Note how many lines in the entries below contain the string "Normalform", and answer with that number and no other text.

(Component data from apps and pages)
== == ==

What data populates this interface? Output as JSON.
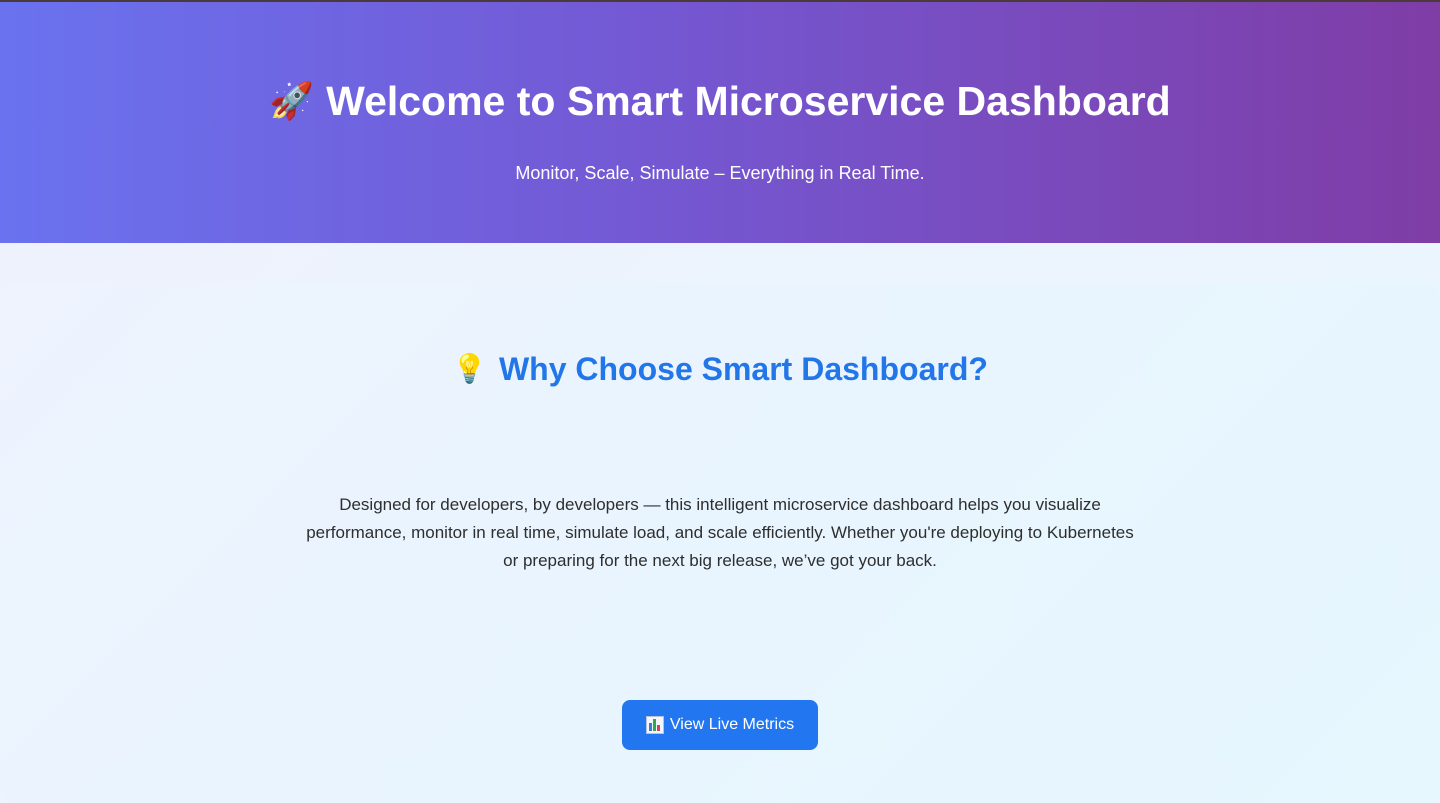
{
  "hero": {
    "icon": "🚀",
    "title": "Welcome to Smart Microservice Dashboard",
    "subtitle": "Monitor, Scale, Simulate – Everything in Real Time.",
    "gradient_start": "#6a72ef",
    "gradient_end": "#7f3da6"
  },
  "section": {
    "icon": "💡",
    "title": "Why Choose Smart Dashboard?",
    "title_color": "#2276e8",
    "description": "Designed for developers, by developers — this intelligent microservice dashboard helps you visualize performance, monitor in real time, simulate load, and scale efficiently. Whether you're deploying to Kubernetes or preparing for the next big release, we’ve got your back."
  },
  "cta": {
    "icon": "bar-chart-icon",
    "label": "View Live Metrics",
    "color": "#2276f0"
  }
}
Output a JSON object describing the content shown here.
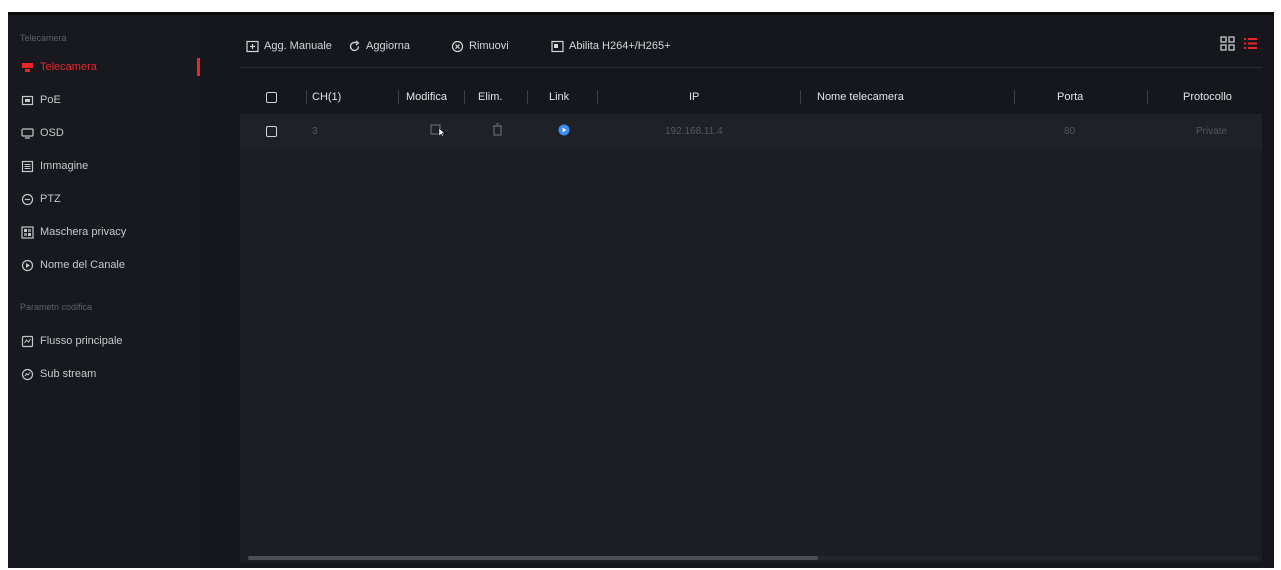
{
  "sidebar": {
    "section_camera": "Telecamera",
    "section_encoding": "Parametri codifica",
    "items": [
      {
        "label": "Telecamera",
        "icon": "camera-icon",
        "active": true
      },
      {
        "label": "PoE",
        "icon": "poe-icon"
      },
      {
        "label": "OSD",
        "icon": "monitor-icon"
      },
      {
        "label": "Immagine",
        "icon": "image-settings-icon"
      },
      {
        "label": "PTZ",
        "icon": "ptz-icon"
      },
      {
        "label": "Maschera privacy",
        "icon": "privacy-mask-icon"
      },
      {
        "label": "Nome del Canale",
        "icon": "channel-name-icon"
      },
      {
        "label": "Flusso principale",
        "icon": "main-stream-icon"
      },
      {
        "label": "Sub stream",
        "icon": "sub-stream-icon"
      }
    ]
  },
  "toolbar": {
    "add_manual": "Agg. Manuale",
    "refresh": "Aggiorna",
    "remove": "Rimuovi",
    "enable_codec": "Abilita H264+/H265+"
  },
  "table": {
    "headers": {
      "ch": "CH(1)",
      "edit": "Modifica",
      "delete": "Elim.",
      "link": "Link",
      "ip": "IP",
      "name": "Nome telecamera",
      "port": "Porta",
      "protocol": "Protocollo"
    },
    "rows": [
      {
        "ch": "3",
        "ip": "192.168.11.4",
        "name": "",
        "port": "80",
        "protocol": "Private",
        "link_status": "connected"
      }
    ]
  },
  "colors": {
    "accent": "#e8262c",
    "link": "#3b8ef0",
    "view_list": "#e8262c"
  }
}
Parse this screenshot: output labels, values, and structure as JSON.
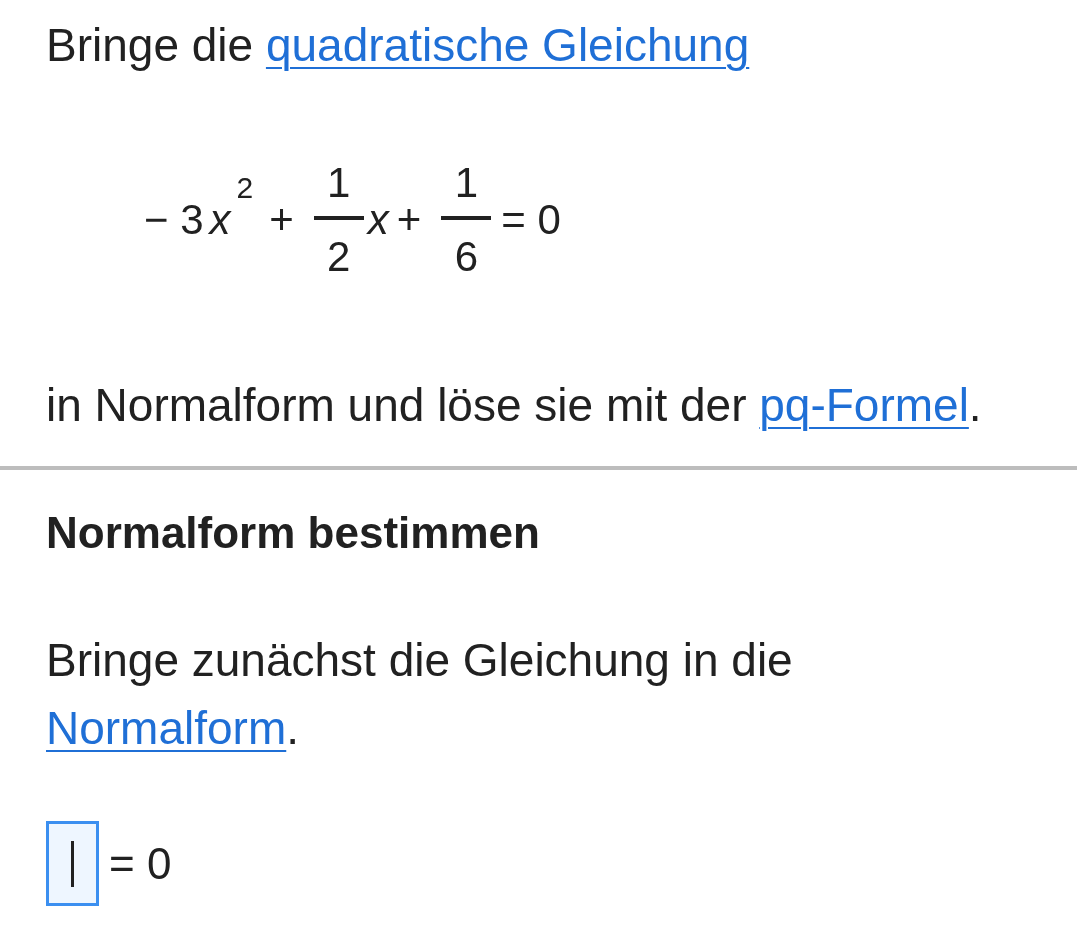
{
  "task": {
    "intro": [
      {
        "kind": "text",
        "text": "Bringe die "
      },
      {
        "kind": "link",
        "text": "quadratische Gleichung"
      }
    ],
    "equation": [
      {
        "kind": "text",
        "text": "− 3"
      },
      {
        "kind": "var",
        "text": "x",
        "sup": "2"
      },
      {
        "kind": "text",
        "text": "+"
      },
      {
        "kind": "fraction",
        "num": "1",
        "den": "2"
      },
      {
        "kind": "var",
        "text": "x"
      },
      {
        "kind": "text",
        "text": "+"
      },
      {
        "kind": "fraction",
        "num": "1",
        "den": "6"
      },
      {
        "kind": "text",
        "text": "= 0"
      }
    ],
    "outro": [
      {
        "kind": "text",
        "text": "in Normalform und löse sie mit der "
      },
      {
        "kind": "link",
        "text": "pq-Formel"
      },
      {
        "kind": "text",
        "text": "."
      }
    ]
  },
  "step": {
    "heading": "Normalform bestimmen",
    "text": [
      {
        "kind": "text",
        "text": "Bringe zunächst die Gleichung in die "
      },
      {
        "kind": "link",
        "text": "Normalform"
      },
      {
        "kind": "text",
        "text": "."
      }
    ],
    "answer": {
      "focused": true,
      "rhs": "= 0"
    }
  }
}
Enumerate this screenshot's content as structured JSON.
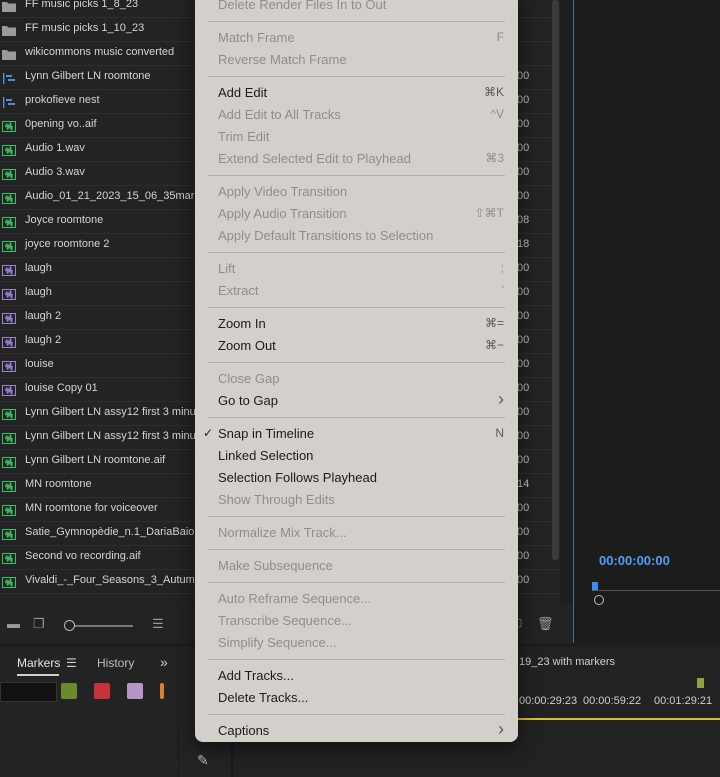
{
  "project_panel": {
    "items": [
      {
        "name": "FF music picks 1_8_23",
        "icon": "folder-icon",
        "duration": ""
      },
      {
        "name": "FF music picks 1_10_23",
        "icon": "folder-icon",
        "duration": ""
      },
      {
        "name": "wikicommons music converted",
        "icon": "folder-icon",
        "duration": ""
      },
      {
        "name": "Lynn Gilbert LN roomtone",
        "icon": "sequence-icon",
        "duration": "00"
      },
      {
        "name": "prokofieve nest",
        "icon": "sequence-icon",
        "duration": "00"
      },
      {
        "name": "0pening vo..aif",
        "icon": "audio-clip-icon",
        "duration": "00"
      },
      {
        "name": "Audio 1.wav",
        "icon": "audio-clip-icon",
        "duration": "00"
      },
      {
        "name": "Audio 3.wav",
        "icon": "audio-clip-icon",
        "duration": "00"
      },
      {
        "name": "Audio_01_21_2023_15_06_35mar",
        "icon": "audio-clip-icon",
        "duration": "00"
      },
      {
        "name": "Joyce roomtone",
        "icon": "audio-clip-icon",
        "duration": "08"
      },
      {
        "name": "joyce roomtone 2",
        "icon": "audio-clip-icon",
        "duration": "18"
      },
      {
        "name": "laugh",
        "icon": "subclip-icon",
        "duration": "00"
      },
      {
        "name": "laugh",
        "icon": "subclip-icon",
        "duration": "00"
      },
      {
        "name": "laugh 2",
        "icon": "subclip-icon",
        "duration": "00"
      },
      {
        "name": "laugh 2",
        "icon": "subclip-icon",
        "duration": "00"
      },
      {
        "name": "louise",
        "icon": "subclip-icon",
        "duration": "00"
      },
      {
        "name": "louise Copy 01",
        "icon": "subclip-icon",
        "duration": "00"
      },
      {
        "name": "Lynn Gilbert LN assy12 first 3 minu",
        "icon": "audio-clip-icon",
        "duration": "00"
      },
      {
        "name": "Lynn Gilbert LN assy12 first 3 minu",
        "icon": "audio-clip-icon",
        "duration": "00"
      },
      {
        "name": "Lynn Gilbert LN roomtone.aif",
        "icon": "audio-clip-icon",
        "duration": "00"
      },
      {
        "name": "MN roomtone",
        "icon": "audio-clip-icon",
        "duration": "14"
      },
      {
        "name": "MN roomtone for voiceover",
        "icon": "audio-clip-icon",
        "duration": "00"
      },
      {
        "name": "Satie_Gymnopèdie_n.1_DariaBaio",
        "icon": "audio-clip-icon",
        "duration": "00"
      },
      {
        "name": "Second vo recording.aif",
        "icon": "audio-clip-icon",
        "duration": "00"
      },
      {
        "name": "Vivaldi_-_Four_Seasons_3_Autum",
        "icon": "audio-clip-icon",
        "duration": "00"
      }
    ]
  },
  "monitor": {
    "timecode": "00:00:00:00"
  },
  "bottom_panels": {
    "markers_tab": "Markers",
    "history_tab": "History",
    "markers_menu_glyph": "☰",
    "more_glyph": "»",
    "marker_colors": [
      "#6b8a2f",
      "#c8323a",
      "#b894c8",
      "#d9822b"
    ]
  },
  "timeline": {
    "sequence_name": "19_23 with markers",
    "timecodes": [
      "00:00:29:23",
      "00:00:59:22",
      "00:01:29:21"
    ]
  },
  "context_menu": {
    "items": [
      {
        "label": "Delete Render Files In to Out",
        "shortcut": "",
        "enabled": false
      },
      "sep",
      {
        "label": "Match Frame",
        "shortcut": "F",
        "enabled": false
      },
      {
        "label": "Reverse Match Frame",
        "shortcut": "",
        "enabled": false
      },
      "sep",
      {
        "label": "Add Edit",
        "shortcut": "⌘K",
        "enabled": true
      },
      {
        "label": "Add Edit to All Tracks",
        "shortcut": "^V",
        "enabled": false
      },
      {
        "label": "Trim Edit",
        "shortcut": "",
        "enabled": false
      },
      {
        "label": "Extend Selected Edit to Playhead",
        "shortcut": "⌘3",
        "enabled": false
      },
      "sep",
      {
        "label": "Apply Video Transition",
        "shortcut": "",
        "enabled": false
      },
      {
        "label": "Apply Audio Transition",
        "shortcut": "⇧⌘T",
        "enabled": false
      },
      {
        "label": "Apply Default Transitions to Selection",
        "shortcut": "",
        "enabled": false
      },
      "sep",
      {
        "label": "Lift",
        "shortcut": ";",
        "enabled": false
      },
      {
        "label": "Extract",
        "shortcut": "'",
        "enabled": false
      },
      "sep",
      {
        "label": "Zoom In",
        "shortcut": "⌘=",
        "enabled": true
      },
      {
        "label": "Zoom Out",
        "shortcut": "⌘−",
        "enabled": true
      },
      "sep",
      {
        "label": "Close Gap",
        "shortcut": "",
        "enabled": false
      },
      {
        "label": "Go to Gap",
        "shortcut": "›",
        "enabled": true
      },
      "sep",
      {
        "label": "Snap in Timeline",
        "shortcut": "N",
        "enabled": true,
        "checked": true
      },
      {
        "label": "Linked Selection",
        "shortcut": "",
        "enabled": true
      },
      {
        "label": "Selection Follows Playhead",
        "shortcut": "",
        "enabled": true
      },
      {
        "label": "Show Through Edits",
        "shortcut": "",
        "enabled": false
      },
      "sep",
      {
        "label": "Normalize Mix Track...",
        "shortcut": "",
        "enabled": false
      },
      "sep",
      {
        "label": "Make Subsequence",
        "shortcut": "",
        "enabled": false
      },
      "sep",
      {
        "label": "Auto Reframe Sequence...",
        "shortcut": "",
        "enabled": false
      },
      {
        "label": "Transcribe Sequence...",
        "shortcut": "",
        "enabled": false
      },
      {
        "label": "Simplify Sequence...",
        "shortcut": "",
        "enabled": false
      },
      "sep",
      {
        "label": "Add Tracks...",
        "shortcut": "",
        "enabled": true
      },
      {
        "label": "Delete Tracks...",
        "shortcut": "",
        "enabled": true
      },
      "sep",
      {
        "label": "Captions",
        "shortcut": "›",
        "enabled": true
      }
    ]
  }
}
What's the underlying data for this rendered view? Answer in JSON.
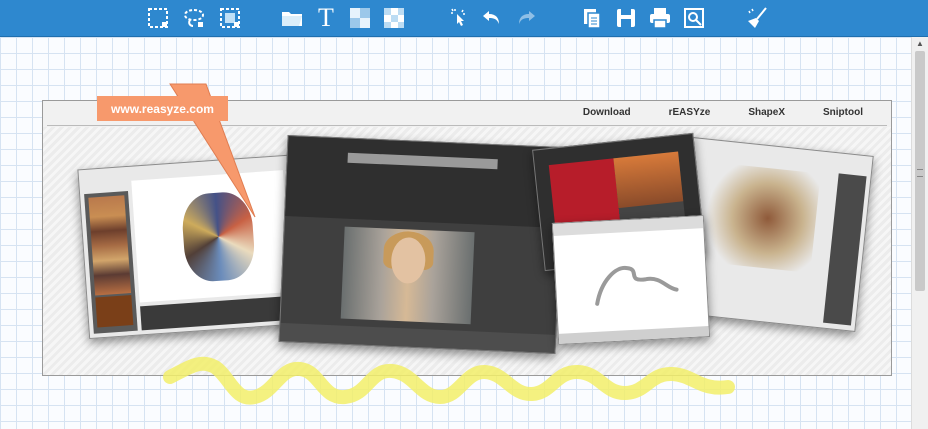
{
  "toolbar": {
    "tools": [
      {
        "name": "rect-select-icon"
      },
      {
        "name": "lasso-select-icon"
      },
      {
        "name": "window-select-icon"
      },
      {
        "name": "open-folder-icon"
      },
      {
        "name": "text-tool-icon",
        "glyph": "T"
      },
      {
        "name": "pixelate-icon"
      },
      {
        "name": "blur-icon"
      },
      {
        "name": "magic-pointer-icon"
      },
      {
        "name": "undo-icon"
      },
      {
        "name": "redo-icon"
      },
      {
        "name": "copy-icon"
      },
      {
        "name": "save-icon"
      },
      {
        "name": "print-icon"
      },
      {
        "name": "preview-icon"
      },
      {
        "name": "clear-broom-icon"
      }
    ],
    "color": "#2e88cf"
  },
  "canvas": {
    "callout_text": "www.reasyze.com",
    "callout_color": "#f7996c",
    "highlighter_color": "#f2ef6a"
  },
  "snapshot": {
    "nav": [
      "Download",
      "rEASYze",
      "ShapeX",
      "Sniptool"
    ]
  }
}
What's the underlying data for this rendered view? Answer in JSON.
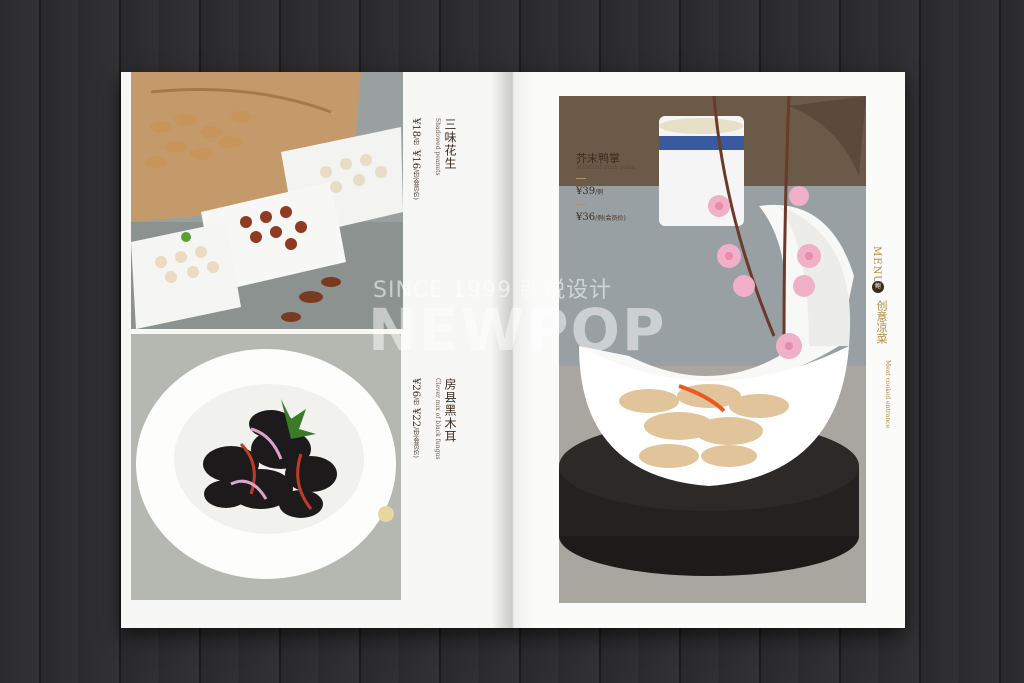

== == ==

| Result of this task |
3